I remember my platoon warrant lecturing me on the importance of tying off my Gerber multi-tool. I also remember how he then stole my Gerber (ostensibly to teach me a lesson), then set up a situation where I needed to use it and funnily enough didn’t have it. You got me, as your shit-eating grin immediately told me. (In my defence, that was the only time I ever lost my Gerber.)
RIP Kevin, I miss you.
Birds, starlings to be precise, executing a murmuration.
From what I can tell, there’s still some doubt about what a murmuration is and what function it serves. What seems clear though, is that while the murmuration is happening the birds are linked like at no other time, exchanging information and benefitting from the interaction to settle down before roosting. Bird by bird they connect, each individual drawing warmth and comfort from the bigger flock.
Bird by Bird is, of course, also the title of Anne Lamott’s seminal book on writing and life, a great read for anyone and an unvarnished look at several things that have been useful to me as a new writer.
Shitty First Drafts. No matter how much we think that great writers turn out solid gold in their sleep, chances are they probably don’t. Even Stephen King admits to having screw-ups (although the example he provided of a first draft in On Writing still seemed pretty impressive to me). Anyways, this probably seems like a basic lesson, but it helps me to remember it when I read some piece of trash I just wrote.
My most memorable line from a shitty first draft? The sentence,
‘Swearing, he swore.’
Again, in my defence the character in question was actually so angry that if he could have possibly sworn while he was already swearing, he would have done so, thereby earning the admiration of Senior NCOs everywhere.
Descriptions. In my mind, a defining feature of a great writer is the ability to describe something in a manner that not only perfectly enables another person to visualize the subject, but is done in a unique way. For example, lots of people use the Iceberg Metaphor to describe culture, or character development, or really anything that has visible and hidden aspects. It’s a good metaphor that helps rapid comprehension.
Unfortunately, because it’s popular it’s oh…so…boring. We all know what’s coming when the infamous iceberg slide shows up with a third of the words above the water line and the rest beneath.
Ms. Lamott’s descriptions, while perhaps no more insightful than the stately iceberg, are also striking in their uniqueness. Her description of writing a first draft as being similar to watching a Polaroid develop is one of the most effective descriptions I’ve yet to hear, and spot on. Her writing also has a great sense of humour, like radio station KFKD playing in the background whenever you try to write, with 24/7 DJ Resistance constantly distracting you from your writing goals.
Paying Attention. For all that, I think one of the best contributions Ms. Lamott makes in Bird by Bird is the necessity for writers to pay attention.

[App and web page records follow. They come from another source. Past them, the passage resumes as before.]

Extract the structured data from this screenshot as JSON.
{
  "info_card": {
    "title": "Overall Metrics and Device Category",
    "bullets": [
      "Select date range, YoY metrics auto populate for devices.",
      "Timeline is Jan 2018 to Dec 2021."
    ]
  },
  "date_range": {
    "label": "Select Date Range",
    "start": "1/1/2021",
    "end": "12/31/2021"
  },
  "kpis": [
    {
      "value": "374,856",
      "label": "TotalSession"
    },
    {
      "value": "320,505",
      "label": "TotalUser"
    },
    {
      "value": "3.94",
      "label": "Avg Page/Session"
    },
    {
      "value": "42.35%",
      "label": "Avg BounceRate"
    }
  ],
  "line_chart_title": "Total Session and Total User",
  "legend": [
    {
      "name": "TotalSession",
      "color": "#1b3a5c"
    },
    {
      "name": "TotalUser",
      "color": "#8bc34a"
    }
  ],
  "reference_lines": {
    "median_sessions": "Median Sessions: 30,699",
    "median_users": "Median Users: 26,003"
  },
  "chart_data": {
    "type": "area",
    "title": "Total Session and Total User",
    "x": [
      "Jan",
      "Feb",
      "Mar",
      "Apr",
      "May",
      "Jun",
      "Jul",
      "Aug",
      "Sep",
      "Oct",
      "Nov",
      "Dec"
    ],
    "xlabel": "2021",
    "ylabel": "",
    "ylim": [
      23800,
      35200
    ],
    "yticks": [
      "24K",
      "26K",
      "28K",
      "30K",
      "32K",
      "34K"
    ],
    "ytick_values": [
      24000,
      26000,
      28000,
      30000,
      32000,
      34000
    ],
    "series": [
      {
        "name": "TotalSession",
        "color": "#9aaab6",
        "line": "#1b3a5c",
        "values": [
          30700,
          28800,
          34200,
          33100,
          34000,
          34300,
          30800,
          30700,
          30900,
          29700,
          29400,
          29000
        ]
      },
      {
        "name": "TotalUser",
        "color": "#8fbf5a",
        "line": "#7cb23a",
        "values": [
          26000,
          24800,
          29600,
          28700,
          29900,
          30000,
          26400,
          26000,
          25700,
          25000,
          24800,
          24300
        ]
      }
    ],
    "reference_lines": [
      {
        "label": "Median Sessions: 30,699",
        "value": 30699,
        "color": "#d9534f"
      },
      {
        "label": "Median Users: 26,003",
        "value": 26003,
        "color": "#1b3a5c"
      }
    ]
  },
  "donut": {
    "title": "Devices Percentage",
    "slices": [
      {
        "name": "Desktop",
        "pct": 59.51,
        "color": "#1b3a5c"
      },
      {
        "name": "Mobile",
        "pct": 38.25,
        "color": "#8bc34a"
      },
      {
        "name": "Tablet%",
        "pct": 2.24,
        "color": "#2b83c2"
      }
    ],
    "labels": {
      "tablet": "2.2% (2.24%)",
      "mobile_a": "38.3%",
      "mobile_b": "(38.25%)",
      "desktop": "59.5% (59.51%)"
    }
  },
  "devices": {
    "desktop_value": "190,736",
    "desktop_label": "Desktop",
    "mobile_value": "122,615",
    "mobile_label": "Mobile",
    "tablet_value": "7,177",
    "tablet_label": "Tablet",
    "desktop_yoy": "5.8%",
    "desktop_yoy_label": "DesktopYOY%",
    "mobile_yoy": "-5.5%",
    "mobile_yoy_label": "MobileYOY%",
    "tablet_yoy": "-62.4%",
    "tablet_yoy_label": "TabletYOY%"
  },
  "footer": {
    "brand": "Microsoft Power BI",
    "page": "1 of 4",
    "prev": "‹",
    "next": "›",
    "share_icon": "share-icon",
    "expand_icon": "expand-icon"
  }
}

Virtually anything in one’s life can be fuel for a story, but it’s all unrealized potential if you aren’t paying attention to it happening or can’t remember that it happened.
Until I started taking writing seriously, I never actually realized how much of my life I was kind of sleep-walking through, doing things because that’s either how things were done or what was expected of me in a certain role. Unfortunately, while I was paying attention to whatever the task at hand happened to be, I missed a lot of other things going on around me. Maybe that’s why I also often found myself counting down the time until I could move on to whatever the next thing was.
Now, I’m sure anyone who’s been deployed has at one point counted down the days left to go in a deployment, but if you think about it, that perspective puts the emphasis on the future, or whatever it is you’ll be doing when the countdown ends. It increasingly seems to me that being present isn’t about asking how much time you have to go, but how much time you have left.
Not many of us know the answer to that question. I could have 60 years left or I could have 60 seconds and if we remember basic economics, whenever we don’t know how much of a resource is available, that thing typically has a higher value. So I’d better pay attention during the time that I do have, not only for all the touchy-feely Hallmark card sentiments associated with that saying, but also to be present for that unrealized potential that fuels writing.
Because in a way, this whole writing thing seems to be like some human version of a murmuration. The medium may be through words, but we’re still grouping together, connected across time and space to benefit from our experiences through the sharing of information. Maybe that’s why we still sit around camp fires and tell stories, partaking in the human condition not bird by bird, but word by word. It’s not just the fire that keeps us warm through the night, or the stories, but the connection. Maybe that’s also why so many of us read books before going to bed.
Thanks, Ms. Lamott, for giving me lots to think about.